“Our reputation has been impacted by some of the mistakes we made in our retail banking business,” said Sloan, who has been with the bank for 29 years. “We’ll regain our customers’ trust and continue to grow.”
He said he’s not sure how long that will take. “I wish it could be a week from now,” he said, adding that it will more likely be a process that takes at least months if not years.
In an earlier interview on CBNC, Sloan said the last five weeks have tainted the bank’s reputation. But regulators say bad practices at the bank went on for years.
Sloan told The Times he was not trying to minimize the scope of the scandal.
“I don’t mean to downplay that at all,” he said. “I don’t mean to minimize the impact. But the changes we’ve made, I think, are working.”
Sloan also said that Stumpf was not pushed out. The Wall Street Journal and New York Times reported that he submitted his resignation in a brief and unexpected letter to the board Wednesday, just two days before a quarterly earnings call Stumpf was expected to lead.
“This was a decision made by John Stumpf,” Sloan said. “He wasn’t fired, he wasn’t asked to leave. He decided it was in the best interest of the company to retire.”
Sloan, who lives in San Marino but also owns a residence in San Francisco, said he plans to continue to split his time between the two.
Though the bank’s critics had called for Stumpf to resign weeks ago, Wednesday’s announcement did little to satisfy them.
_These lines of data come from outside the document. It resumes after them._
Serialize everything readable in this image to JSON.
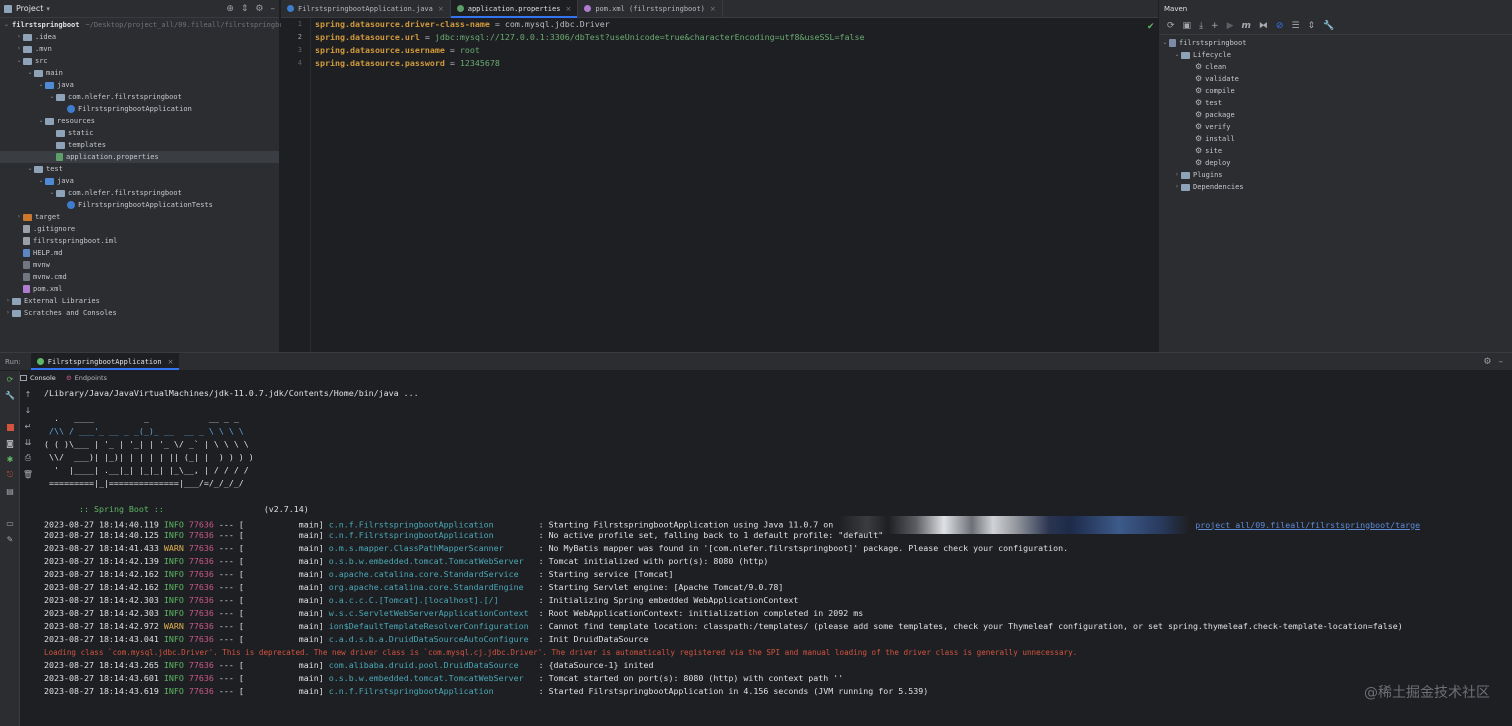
{
  "project": {
    "header_title": "Project",
    "root_name": "filrstspringboot",
    "root_path": "~/Desktop/project_all/09.fileall/filrstspringboot",
    "items": [
      {
        "depth": 1,
        "label": ".idea",
        "kind": "folder",
        "chevron": "›"
      },
      {
        "depth": 1,
        "label": ".mvn",
        "kind": "folder",
        "chevron": "›"
      },
      {
        "depth": 1,
        "label": "src",
        "kind": "folder",
        "chevron": "⌄"
      },
      {
        "depth": 2,
        "label": "main",
        "kind": "folder",
        "chevron": "⌄"
      },
      {
        "depth": 3,
        "label": "java",
        "kind": "folder-blue",
        "chevron": "⌄"
      },
      {
        "depth": 4,
        "label": "com.nlefer.filrstspringboot",
        "kind": "package",
        "chevron": "⌄"
      },
      {
        "depth": 5,
        "label": "FilrstspringbootApplication",
        "kind": "class",
        "chevron": ""
      },
      {
        "depth": 3,
        "label": "resources",
        "kind": "folder",
        "chevron": "⌄"
      },
      {
        "depth": 4,
        "label": "static",
        "kind": "folder",
        "chevron": ""
      },
      {
        "depth": 4,
        "label": "templates",
        "kind": "folder",
        "chevron": ""
      },
      {
        "depth": 4,
        "label": "application.properties",
        "kind": "properties",
        "chevron": "",
        "selected": true
      },
      {
        "depth": 2,
        "label": "test",
        "kind": "folder",
        "chevron": "⌄"
      },
      {
        "depth": 3,
        "label": "java",
        "kind": "folder-blue",
        "chevron": "⌄"
      },
      {
        "depth": 4,
        "label": "com.nlefer.filrstspringboot",
        "kind": "package",
        "chevron": "⌄"
      },
      {
        "depth": 5,
        "label": "FilrstspringbootApplicationTests",
        "kind": "class",
        "chevron": ""
      },
      {
        "depth": 1,
        "label": "target",
        "kind": "folder-orange",
        "chevron": "›"
      },
      {
        "depth": 1,
        "label": ".gitignore",
        "kind": "file",
        "chevron": ""
      },
      {
        "depth": 1,
        "label": "filrstspringboot.iml",
        "kind": "file",
        "chevron": ""
      },
      {
        "depth": 1,
        "label": "HELP.md",
        "kind": "md",
        "chevron": ""
      },
      {
        "depth": 1,
        "label": "mvnw",
        "kind": "cmd",
        "chevron": ""
      },
      {
        "depth": 1,
        "label": "mvnw.cmd",
        "kind": "cmd",
        "chevron": ""
      },
      {
        "depth": 1,
        "label": "pom.xml",
        "kind": "xml",
        "chevron": ""
      },
      {
        "depth": 0,
        "label": "External Libraries",
        "kind": "folder",
        "chevron": "›"
      },
      {
        "depth": 0,
        "label": "Scratches and Consoles",
        "kind": "folder",
        "chevron": "›"
      }
    ]
  },
  "editor": {
    "tabs": [
      {
        "label": "FilrstspringbootApplication.java",
        "active": false,
        "color": "#3e7ccf"
      },
      {
        "label": "application.properties",
        "active": true,
        "color": "#5e9e6a"
      },
      {
        "label": "pom.xml (filrstspringboot)",
        "active": false,
        "color": "#b07cd0"
      }
    ],
    "lines": [
      {
        "num": "1",
        "key": "spring.datasource.driver-class-name",
        "sep": " = ",
        "value": "com.mysql.jdbc.Driver",
        "value_plain": true
      },
      {
        "num": "2",
        "key": "spring.datasource.url",
        "sep": " = ",
        "value": "jdbc:mysql://127.0.0.1:3306/dbTest?useUnicode=true&characterEncoding=utf8&useSSL=false",
        "value_plain": false
      },
      {
        "num": "3",
        "key": "spring.datasource.username",
        "sep": " = ",
        "value": "root",
        "value_plain": false
      },
      {
        "num": "4",
        "key": "spring.datasource.password",
        "sep": " = ",
        "value": "12345678",
        "value_plain": false
      }
    ]
  },
  "maven": {
    "header_title": "Maven",
    "root": "filrstspringboot",
    "lifecycle_label": "Lifecycle",
    "phases": [
      "clean",
      "validate",
      "compile",
      "test",
      "package",
      "verify",
      "install",
      "site",
      "deploy"
    ],
    "plugins_label": "Plugins",
    "dependencies_label": "Dependencies"
  },
  "run": {
    "label": "Run:",
    "tab_label": "FilrstspringbootApplication",
    "console_tab": "Console",
    "endpoints_tab": "Endpoints",
    "java_cmd": "/Library/Java/JavaVirtualMachines/jdk-11.0.7.jdk/Contents/Home/bin/java ...",
    "banner": [
      "  .   ____          _            __ _ _",
      " /\\\\ / ___'_ __ _ _(_)_ __  __ _ \\ \\ \\ \\",
      "( ( )\\___ | '_ | '_| | '_ \\/ _` | \\ \\ \\ \\",
      " \\\\/  ___)| |_)| | | | | || (_| |  ) ) ) )",
      "  '  |____| .__|_| |_|_| |_\\__, | / / / /",
      " =========|_|==============|___/=/_/_/_/"
    ],
    "spring_boot_label": " :: Spring Boot ::",
    "spring_boot_version": "(v2.7.14)",
    "logs": [
      {
        "ts": "2023-08-27 18:14:40.119",
        "level": "INFO",
        "pid": "77636",
        "thread": "--- [           main]",
        "logger": "c.n.f.FilrstspringbootApplication       ",
        "msg": " : Starting FilrstspringbootApplication using Java 11.0.7 on",
        "link": "project_all/09.fileall/filrstspringboot/targe"
      },
      {
        "ts": "2023-08-27 18:14:40.125",
        "level": "INFO",
        "pid": "77636",
        "thread": "--- [           main]",
        "logger": "c.n.f.FilrstspringbootApplication       ",
        "msg": " : No active profile set, falling back to 1 default profile: \"default\""
      },
      {
        "ts": "2023-08-27 18:14:41.433",
        "level": "WARN",
        "pid": "77636",
        "thread": "--- [           main]",
        "logger": "o.m.s.mapper.ClassPathMapperScanner     ",
        "msg": " : No MyBatis mapper was found in '[com.nlefer.filrstspringboot]' package. Please check your configuration."
      },
      {
        "ts": "2023-08-27 18:14:42.139",
        "level": "INFO",
        "pid": "77636",
        "thread": "--- [           main]",
        "logger": "o.s.b.w.embedded.tomcat.TomcatWebServer ",
        "msg": " : Tomcat initialized with port(s): 8080 (http)"
      },
      {
        "ts": "2023-08-27 18:14:42.162",
        "level": "INFO",
        "pid": "77636",
        "thread": "--- [           main]",
        "logger": "o.apache.catalina.core.StandardService  ",
        "msg": " : Starting service [Tomcat]"
      },
      {
        "ts": "2023-08-27 18:14:42.162",
        "level": "INFO",
        "pid": "77636",
        "thread": "--- [           main]",
        "logger": "org.apache.catalina.core.StandardEngine ",
        "msg": " : Starting Servlet engine: [Apache Tomcat/9.0.78]"
      },
      {
        "ts": "2023-08-27 18:14:42.303",
        "level": "INFO",
        "pid": "77636",
        "thread": "--- [           main]",
        "logger": "o.a.c.c.C.[Tomcat].[localhost].[/]      ",
        "msg": " : Initializing Spring embedded WebApplicationContext"
      },
      {
        "ts": "2023-08-27 18:14:42.303",
        "level": "INFO",
        "pid": "77636",
        "thread": "--- [           main]",
        "logger": "w.s.c.ServletWebServerApplicationContext",
        "msg": " : Root WebApplicationContext: initialization completed in 2092 ms"
      },
      {
        "ts": "2023-08-27 18:14:42.972",
        "level": "WARN",
        "pid": "77636",
        "thread": "--- [           main]",
        "logger": "ion$DefaultTemplateResolverConfiguration",
        "msg": " : Cannot find template location: classpath:/templates/ (please add some templates, check your Thymeleaf configuration, or set spring.thymeleaf.check-template-location=false)"
      },
      {
        "ts": "2023-08-27 18:14:43.041",
        "level": "INFO",
        "pid": "77636",
        "thread": "--- [           main]",
        "logger": "c.a.d.s.b.a.DruidDataSourceAutoConfigure",
        "msg": " : Init DruidDataSource"
      },
      {
        "error": "Loading class `com.mysql.jdbc.Driver'. This is deprecated. The new driver class is `com.mysql.cj.jdbc.Driver'. The driver is automatically registered via the SPI and manual loading of the driver class is generally unnecessary."
      },
      {
        "ts": "2023-08-27 18:14:43.265",
        "level": "INFO",
        "pid": "77636",
        "thread": "--- [           main]",
        "logger": "com.alibaba.druid.pool.DruidDataSource  ",
        "msg": " : {dataSource-1} inited"
      },
      {
        "ts": "2023-08-27 18:14:43.601",
        "level": "INFO",
        "pid": "77636",
        "thread": "--- [           main]",
        "logger": "o.s.b.w.embedded.tomcat.TomcatWebServer ",
        "msg": " : Tomcat started on port(s): 8080 (http) with context path ''"
      },
      {
        "ts": "2023-08-27 18:14:43.619",
        "level": "INFO",
        "pid": "77636",
        "thread": "--- [           main]",
        "logger": "c.n.f.FilrstspringbootApplication       ",
        "msg": " : Started FilrstspringbootApplication in 4.156 seconds (JVM running for 5.539)"
      }
    ]
  },
  "watermark": "@稀土掘金技术社区"
}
In fact, some immediately raised questions about Sloan’s possible connection to the scandal.
“Mr. Stumpf’s retirement does nothing to answer the many questions that remain,” said Sen. Sherrod Brown (D-Ohio), who harshly criticized Stumpf last month at a meeting the Senate Banking Committee held on the Wells Fargo scandal.
“We are still waiting for answers as to how Wells Fargo plans to right its wrongs against customers and the low-paid employees who weren’t given the benefit of a retirement package when they were fired for refusing to cheat,” he said.
Rep. Maxine Waters (D-Los Angeles), called it “more than appropriate” that Stumpf retire given his direct responsibility” for failing to stop fraudulent activity at the bank. But she questioned whether Sloan was the right person to replace him.
“I remain concerned that incoming CEO Tim Sloan is also culpable in the recent scandal, serving in a central role in the chain of command that ought to have stopped this misconduct from happening. Indeed, as recently as June of this year, Mr. Sloan was telling the news media that Wells Fargo’s aggressive cross-selling strategies were fundamentally sound and didn’t need to change,” she said in a statement.
Paulina Gonzalez, executive director of banking advocacy group California Reinvestment Coalition, said she wants to ensure there are “criminal investigations for anybody involved in the scandal” and also questioned Sloan’s appointment given his tenure at the bank.
Carrie Tolstedt, the community banking executive who ran the division where much of the unauthorized accounts activity took place, reported to Sloan after he was named president last year.
“We have a lot of questions for Mr. Sloan,” Gonzalez said. “He was there for the entirety of the accounts scandal.”
Stumpf had said he intended to stay at his post, telling members of the House Financial Services Committee investigating the matter on Sept. 29 that he was “accountable for leading Wells Fargo as the company restores the trust of customers, team members and investors.”